Should you pay off your mortgage before you retire?
Well, that sort of depends on the size of the mortgage and the retirement income.
My husband and I, for example, have a shabby house that we have been paying for through refinanced mortgages for 30 years. We could have, and should have, paid off the mortgage years ago.
But, as a working couple, our income has been all over the board. There have been times when we both were working good paying jobs with great benefits and lots of over time. And, as dumb luck would have it, there were (and still are) periods, when our monthly income fails to meet our monthly needs. When these income shortages occur, we refinance the mortgage.
However, as we go through this cycle of wealth and poverty, we make sure that the resulting mortgage payment never exceeds typical rental costs for simmilar housing.
Now we are approaching retirement. As things stand, we have a mortgage. The monthly cost of that mortgage is actually a few dollars less than we would pay per month to rent a two bedroom apartment in our area. And, ironically, in our case, our reitrement income will be slightly higher than our current monthly income. So, in our case, it really doesn’t matter if we pay off the mortgage before retirement or continue it into retirement. Housing costs will continue, with or without the mortgage factor.

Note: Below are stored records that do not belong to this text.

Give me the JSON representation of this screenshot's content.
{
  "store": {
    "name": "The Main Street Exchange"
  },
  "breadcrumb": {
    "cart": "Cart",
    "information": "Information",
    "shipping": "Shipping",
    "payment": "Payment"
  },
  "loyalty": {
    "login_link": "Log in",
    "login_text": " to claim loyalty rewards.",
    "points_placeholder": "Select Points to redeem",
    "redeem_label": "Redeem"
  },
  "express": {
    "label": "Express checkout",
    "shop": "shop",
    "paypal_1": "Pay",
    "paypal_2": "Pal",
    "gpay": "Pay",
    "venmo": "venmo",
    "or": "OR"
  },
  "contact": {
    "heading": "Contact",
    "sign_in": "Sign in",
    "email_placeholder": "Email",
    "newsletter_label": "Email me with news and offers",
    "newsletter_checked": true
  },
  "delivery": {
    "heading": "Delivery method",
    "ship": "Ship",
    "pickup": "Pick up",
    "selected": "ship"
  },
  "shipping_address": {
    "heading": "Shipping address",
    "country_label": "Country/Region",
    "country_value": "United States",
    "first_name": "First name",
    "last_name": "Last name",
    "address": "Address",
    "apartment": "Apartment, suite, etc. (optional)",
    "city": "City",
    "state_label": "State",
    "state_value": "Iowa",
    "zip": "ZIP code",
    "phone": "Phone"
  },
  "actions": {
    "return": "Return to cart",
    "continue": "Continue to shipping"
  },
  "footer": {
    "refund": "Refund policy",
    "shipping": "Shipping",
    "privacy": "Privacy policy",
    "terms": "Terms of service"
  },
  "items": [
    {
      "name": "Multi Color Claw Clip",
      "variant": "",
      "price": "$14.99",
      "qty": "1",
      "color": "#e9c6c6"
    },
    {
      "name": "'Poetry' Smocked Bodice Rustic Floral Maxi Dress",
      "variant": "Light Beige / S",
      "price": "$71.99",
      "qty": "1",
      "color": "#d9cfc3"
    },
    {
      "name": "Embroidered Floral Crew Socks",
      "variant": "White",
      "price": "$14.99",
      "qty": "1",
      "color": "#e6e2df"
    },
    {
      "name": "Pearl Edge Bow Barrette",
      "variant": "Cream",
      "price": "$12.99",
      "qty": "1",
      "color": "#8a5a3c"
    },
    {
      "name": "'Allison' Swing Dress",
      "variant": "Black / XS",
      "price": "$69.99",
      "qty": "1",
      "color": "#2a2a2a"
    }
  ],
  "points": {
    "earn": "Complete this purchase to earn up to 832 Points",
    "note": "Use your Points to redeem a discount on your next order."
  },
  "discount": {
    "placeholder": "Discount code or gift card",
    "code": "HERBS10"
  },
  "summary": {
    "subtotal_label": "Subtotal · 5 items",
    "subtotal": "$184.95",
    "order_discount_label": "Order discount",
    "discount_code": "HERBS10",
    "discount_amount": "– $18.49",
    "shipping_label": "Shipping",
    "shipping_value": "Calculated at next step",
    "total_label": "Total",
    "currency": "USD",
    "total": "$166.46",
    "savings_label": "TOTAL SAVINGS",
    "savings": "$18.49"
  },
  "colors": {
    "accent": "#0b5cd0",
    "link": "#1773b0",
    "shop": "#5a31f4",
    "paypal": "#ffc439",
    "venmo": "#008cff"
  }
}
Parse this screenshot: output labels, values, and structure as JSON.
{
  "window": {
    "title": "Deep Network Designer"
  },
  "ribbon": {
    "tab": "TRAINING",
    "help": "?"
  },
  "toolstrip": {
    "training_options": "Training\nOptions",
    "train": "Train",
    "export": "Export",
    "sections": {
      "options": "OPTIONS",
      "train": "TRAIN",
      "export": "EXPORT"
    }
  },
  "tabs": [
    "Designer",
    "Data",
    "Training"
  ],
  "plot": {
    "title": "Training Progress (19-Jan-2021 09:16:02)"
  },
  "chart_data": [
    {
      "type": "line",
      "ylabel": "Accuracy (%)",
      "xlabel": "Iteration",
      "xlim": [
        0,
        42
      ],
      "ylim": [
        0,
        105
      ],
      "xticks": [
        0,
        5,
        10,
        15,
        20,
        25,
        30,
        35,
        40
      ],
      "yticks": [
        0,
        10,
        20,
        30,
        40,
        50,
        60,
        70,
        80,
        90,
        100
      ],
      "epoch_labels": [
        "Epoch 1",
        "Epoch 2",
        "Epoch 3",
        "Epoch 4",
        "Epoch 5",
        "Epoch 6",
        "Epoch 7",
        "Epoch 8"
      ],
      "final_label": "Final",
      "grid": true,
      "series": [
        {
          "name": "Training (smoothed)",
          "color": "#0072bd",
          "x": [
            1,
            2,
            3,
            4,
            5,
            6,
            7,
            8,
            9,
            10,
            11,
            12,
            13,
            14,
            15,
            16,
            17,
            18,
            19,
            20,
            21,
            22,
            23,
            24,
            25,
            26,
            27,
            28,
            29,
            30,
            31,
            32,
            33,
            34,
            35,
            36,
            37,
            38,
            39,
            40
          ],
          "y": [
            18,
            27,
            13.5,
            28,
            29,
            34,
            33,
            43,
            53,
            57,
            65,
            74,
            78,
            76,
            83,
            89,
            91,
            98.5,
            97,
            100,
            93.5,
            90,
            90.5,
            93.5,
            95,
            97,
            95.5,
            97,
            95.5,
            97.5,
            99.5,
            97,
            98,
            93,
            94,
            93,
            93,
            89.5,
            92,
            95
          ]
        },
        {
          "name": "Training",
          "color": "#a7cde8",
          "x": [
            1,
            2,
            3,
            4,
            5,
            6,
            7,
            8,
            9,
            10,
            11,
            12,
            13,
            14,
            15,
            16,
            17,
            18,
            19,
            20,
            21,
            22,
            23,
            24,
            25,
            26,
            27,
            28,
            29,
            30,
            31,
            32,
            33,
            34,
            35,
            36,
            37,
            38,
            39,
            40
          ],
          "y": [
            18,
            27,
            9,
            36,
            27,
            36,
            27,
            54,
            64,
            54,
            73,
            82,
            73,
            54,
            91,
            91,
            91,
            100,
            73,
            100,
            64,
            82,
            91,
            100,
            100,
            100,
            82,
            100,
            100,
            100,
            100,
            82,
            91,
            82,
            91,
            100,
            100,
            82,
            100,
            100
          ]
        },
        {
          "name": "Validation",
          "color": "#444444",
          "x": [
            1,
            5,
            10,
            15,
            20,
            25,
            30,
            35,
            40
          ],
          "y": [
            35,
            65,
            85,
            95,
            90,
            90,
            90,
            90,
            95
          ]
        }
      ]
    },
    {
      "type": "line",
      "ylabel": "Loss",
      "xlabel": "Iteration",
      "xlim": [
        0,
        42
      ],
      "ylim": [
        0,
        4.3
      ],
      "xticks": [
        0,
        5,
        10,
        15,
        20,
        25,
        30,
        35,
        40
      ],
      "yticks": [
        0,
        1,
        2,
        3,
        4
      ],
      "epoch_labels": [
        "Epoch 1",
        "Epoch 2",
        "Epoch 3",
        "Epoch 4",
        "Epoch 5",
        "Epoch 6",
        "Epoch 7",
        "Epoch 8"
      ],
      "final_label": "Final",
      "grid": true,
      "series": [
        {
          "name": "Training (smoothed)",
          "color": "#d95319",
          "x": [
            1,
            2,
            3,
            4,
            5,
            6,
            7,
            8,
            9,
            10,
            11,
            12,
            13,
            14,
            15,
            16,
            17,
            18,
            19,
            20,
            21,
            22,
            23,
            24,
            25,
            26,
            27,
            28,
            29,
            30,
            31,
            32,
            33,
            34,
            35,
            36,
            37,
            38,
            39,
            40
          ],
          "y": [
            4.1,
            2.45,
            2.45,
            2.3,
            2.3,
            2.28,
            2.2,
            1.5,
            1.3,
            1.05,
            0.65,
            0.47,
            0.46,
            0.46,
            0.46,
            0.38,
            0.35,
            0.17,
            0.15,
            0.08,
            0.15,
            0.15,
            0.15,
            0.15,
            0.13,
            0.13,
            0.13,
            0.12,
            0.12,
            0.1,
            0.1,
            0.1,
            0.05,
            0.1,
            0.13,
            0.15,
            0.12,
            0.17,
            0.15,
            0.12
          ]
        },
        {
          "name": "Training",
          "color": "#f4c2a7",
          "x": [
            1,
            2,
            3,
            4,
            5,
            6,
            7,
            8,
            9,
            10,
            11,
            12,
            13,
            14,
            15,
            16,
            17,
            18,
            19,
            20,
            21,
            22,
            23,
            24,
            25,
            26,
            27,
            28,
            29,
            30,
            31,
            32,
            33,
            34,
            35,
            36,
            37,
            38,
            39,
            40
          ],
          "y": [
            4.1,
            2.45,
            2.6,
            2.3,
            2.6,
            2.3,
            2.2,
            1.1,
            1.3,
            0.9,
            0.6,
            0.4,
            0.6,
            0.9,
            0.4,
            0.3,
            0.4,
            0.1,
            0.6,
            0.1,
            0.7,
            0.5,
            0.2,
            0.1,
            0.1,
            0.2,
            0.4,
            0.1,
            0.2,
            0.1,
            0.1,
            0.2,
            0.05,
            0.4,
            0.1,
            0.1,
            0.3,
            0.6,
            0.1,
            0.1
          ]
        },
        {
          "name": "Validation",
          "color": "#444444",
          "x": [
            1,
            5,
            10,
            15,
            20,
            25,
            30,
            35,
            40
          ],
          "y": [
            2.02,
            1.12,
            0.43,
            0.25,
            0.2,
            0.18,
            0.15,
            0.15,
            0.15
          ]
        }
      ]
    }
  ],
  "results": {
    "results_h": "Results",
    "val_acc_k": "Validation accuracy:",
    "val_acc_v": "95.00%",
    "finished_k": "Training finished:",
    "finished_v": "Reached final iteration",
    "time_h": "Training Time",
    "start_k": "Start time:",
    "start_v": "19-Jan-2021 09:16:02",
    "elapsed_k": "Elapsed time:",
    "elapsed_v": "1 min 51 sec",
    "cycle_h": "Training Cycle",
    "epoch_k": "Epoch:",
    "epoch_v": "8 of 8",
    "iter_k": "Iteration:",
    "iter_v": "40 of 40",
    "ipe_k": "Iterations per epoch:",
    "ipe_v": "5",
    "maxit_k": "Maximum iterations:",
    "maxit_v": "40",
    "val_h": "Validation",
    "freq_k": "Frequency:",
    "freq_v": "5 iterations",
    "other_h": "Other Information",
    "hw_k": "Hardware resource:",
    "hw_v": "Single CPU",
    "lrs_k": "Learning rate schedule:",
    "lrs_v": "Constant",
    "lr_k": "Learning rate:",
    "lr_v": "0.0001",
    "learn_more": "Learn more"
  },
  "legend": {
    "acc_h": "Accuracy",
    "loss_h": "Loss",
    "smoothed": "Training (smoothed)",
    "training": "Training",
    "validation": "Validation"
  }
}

But, if we are somehow able to pay off the mortgage before retirement, we will be somewhat better off. We will have a fixed, but guaranteed income (a perk we have not enjoyed as members of the working class). Unfortunately, if we have excessive medical costs that are not covered by Medicare or other insurance, we would be forced to sell the home, perhaps at a low market value, and use the proceeds to appease the health care providers.
In some situations, people are actually better off not having any assets during times of economic crisis. Most government programs involve an asset test, and those programs will not provide support to a household that has an asset.
But, there are some assistance programs that are strictly income based, and have no asset test. Energy assistance, for example, does not look at household assets. That program is strictly income based. So, during our retirement even if our mortgage is paid and we don’t have that housing expense, we could qualify for government sponsored help with heat and electric costs. But, we may not be eligible for medical assistance.
It’s a gamble either way.